The Hot Topic: The best kind of straw is the one you don’t use at all
Asking for a plastic straw in your drink, or not refusing one, is fast becoming a matter of shame, a taboo in social circles: it’s perceived to be one of the most obvious distinctions between a sensitive and aware person, and an unaware one.
The straw has become a talisman for the fight against climate change, a symbol for the war against the capitalistic impulse that is destroying the environment. Asking for a plastic straw in your drink, or not refusing one, is fast becoming a matter of shame, a taboo in social circles: it’s perceived to be one of the most obvious distinctions between a sensitive and aware person, and an unaware one. While this study which claims that Americans use 500 million straws a day has proved dubious, the actual numbers can’t be much better. Straws are used once and then languish in our soil and rivers for 200 years, and not even Donald Trump can deny the fact of it.
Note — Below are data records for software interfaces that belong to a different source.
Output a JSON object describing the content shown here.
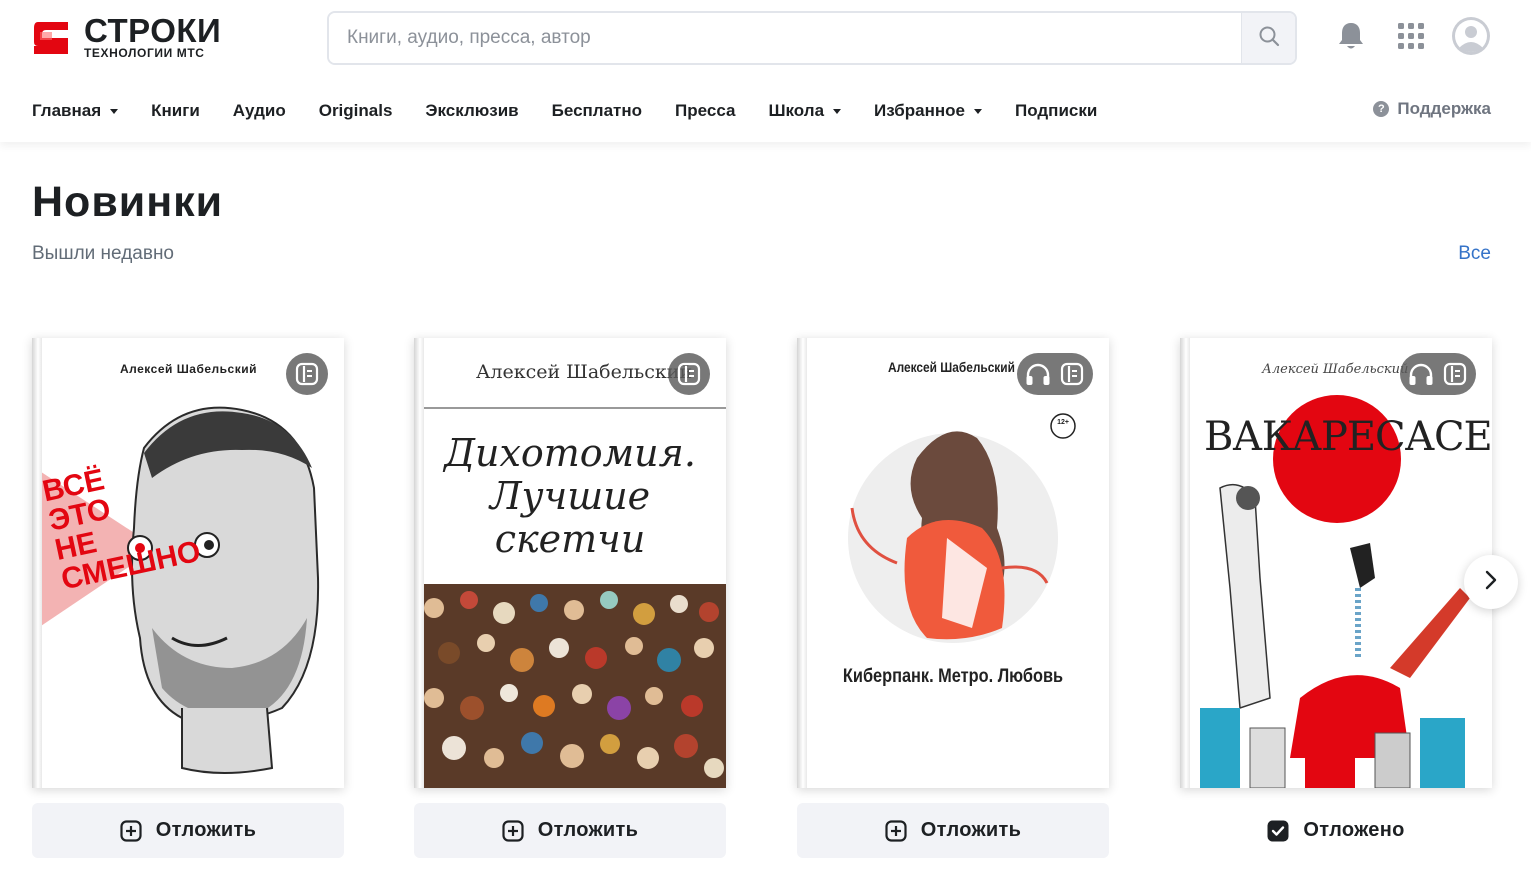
{
  "brand": {
    "name": "СТРОКИ",
    "tagline": "ТЕХНОЛОГИИ МТС",
    "accent": "#e30611"
  },
  "search": {
    "placeholder": "Книги, аудио, пресса, автор",
    "value": ""
  },
  "icons": {
    "notifications": "bell-icon",
    "apps": "grid-icon",
    "profile": "user-avatar-icon"
  },
  "nav": {
    "items": [
      {
        "label": "Главная",
        "dropdown": true
      },
      {
        "label": "Книги",
        "dropdown": false
      },
      {
        "label": "Аудио",
        "dropdown": false
      },
      {
        "label": "Originals",
        "dropdown": false
      },
      {
        "label": "Эксклюзив",
        "dropdown": false
      },
      {
        "label": "Бесплатно",
        "dropdown": false
      },
      {
        "label": "Пресса",
        "dropdown": false
      },
      {
        "label": "Школа",
        "dropdown": true
      },
      {
        "label": "Избранное",
        "dropdown": true
      },
      {
        "label": "Подписки",
        "dropdown": false
      }
    ],
    "support": "Поддержка"
  },
  "section": {
    "title": "Новинки",
    "subtitle": "Вышли недавно",
    "all_link": "Все"
  },
  "books": [
    {
      "author": "Алексей Шабельский",
      "cover_text": "ВСЁ ЭТО НЕ СМЕШНО",
      "formats": [
        "text"
      ],
      "action": "Отложить",
      "deferred": false
    },
    {
      "author": "Алексей Шабельский",
      "title_lines": [
        "Дихотомия.",
        "Лучшие",
        "скетчи"
      ],
      "formats": [
        "text"
      ],
      "action": "Отложить",
      "deferred": false
    },
    {
      "author": "Алексей Шабельский",
      "title": "Киберпанк. Метро. Любовь",
      "age": "12+",
      "formats": [
        "audio",
        "text"
      ],
      "action": "Отложить",
      "deferred": false
    },
    {
      "author": "Алексей Шабельский",
      "title": "ВАКАРЕСАСЕЯ",
      "formats": [
        "audio",
        "text"
      ],
      "action": "Отложено",
      "deferred": true
    }
  ]
}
This ‘straw-shaming’ led to creating tremendous pressure on food chains and governments to take action and ban, or significantly reduce, the usage of plastic straws- which goes to show just one of the ways the consumer can make a big difference in matters of climate change. In place of the plastic straw, alternatives cropped cup: straws made of paper, metal, bamboo, even pasta. Moreover, these alternatives are now fashionable - it’s cool to be eco-friendly. Yet I feel the most important question is the one barely anyone asks: why do we need a straw at all?
The usage of a straw is built into the culture of convenience that capitalism propagates. It allows us to have our drink without the ice troubling our teeth, without smudging our lipstick, and without floating mint or other seasonings getting stuck in weird places. The straw pierces through the whipped cream, getting right to the bottom middle of the drink where the really good, un-watered stuff is, at the same time evenly tempering how much of it goes in our mouth. Despite it all, it’s completely possible to lead a normal, and dare I even say good, life without a straw.
Perhaps in India, the problem could be more deep-rooted, a society very much entrenched in caste biases, with huge divides between what people consider pure and impure, vegetarian and otherwise. If society is constantly worried about drinking from the same cup that might be ‘unhygienic’ or contaminated by another’s lips, using the straw levels a person up. You can have your whole private passageway for the drink. A memory comes to my mind: I was hosting a workshop where I had invited an author, and she daintily took a seat as I ordered her an iced tea. When the server offered it to her, however, she looked at the glass in disdain and made sure the derision in her voice was clear: ‘Bring me a straw please.’ While she was well within her rights to ask for one, the tone, and the intention behind the tone, wasn’t right; I instantly lost my adulation.
There is another side to the story, however. This piece in the Chicago Tribune claims that noble though the efforts against the straw may be, they don’t really amount to that much. It says, ‘Two Australian scientists estimate that there are up to 8.3 billion plastic straws scattered on global coastlines. Yet even if all those straws were suddenly washed into the sea, they’d account for about 0.03 per cent of the 8 million metric tons of plastics estimated to enter the oceans in a given year.’ So if straws are one of the smallest culprits, why all this anger against them?
It’s just because straws are so damn unnecessary - yet so widely used. Most people don’t need a straw to lead a whole, nourishing and fulfilling life, yet 1.6 straws per person are used every day in America. While it’s true that ditching a straw might not make a big dent on the environmental footprint, that is a different argument: it tells us that ditching the straw does not absolve us of our responsibilities towards climate change, that it is only the beginning. The straw should be like the ‘gateway drug’, and it should get us thinking about using other forms of plastic, and how we can avoid it.
The replacements for plastic straws aren’t that much better. Paper straws are ineffective and use almost the same amount of energy as goes into the making of a plastic straw, although they biodegrade much quicker. Metal straws use copious amounts of resources for its production, and only end up being beneficial if the same straw is used over and over for a long time. Any kind of straw will use some resources in its production, and instead of adding that additional strain, sustainable though it may be, it’s equally easy to not use one at all. And even if I do end up spilling a couple of drops down my front, my favourite thing is to tell myself that I can take one for the environment.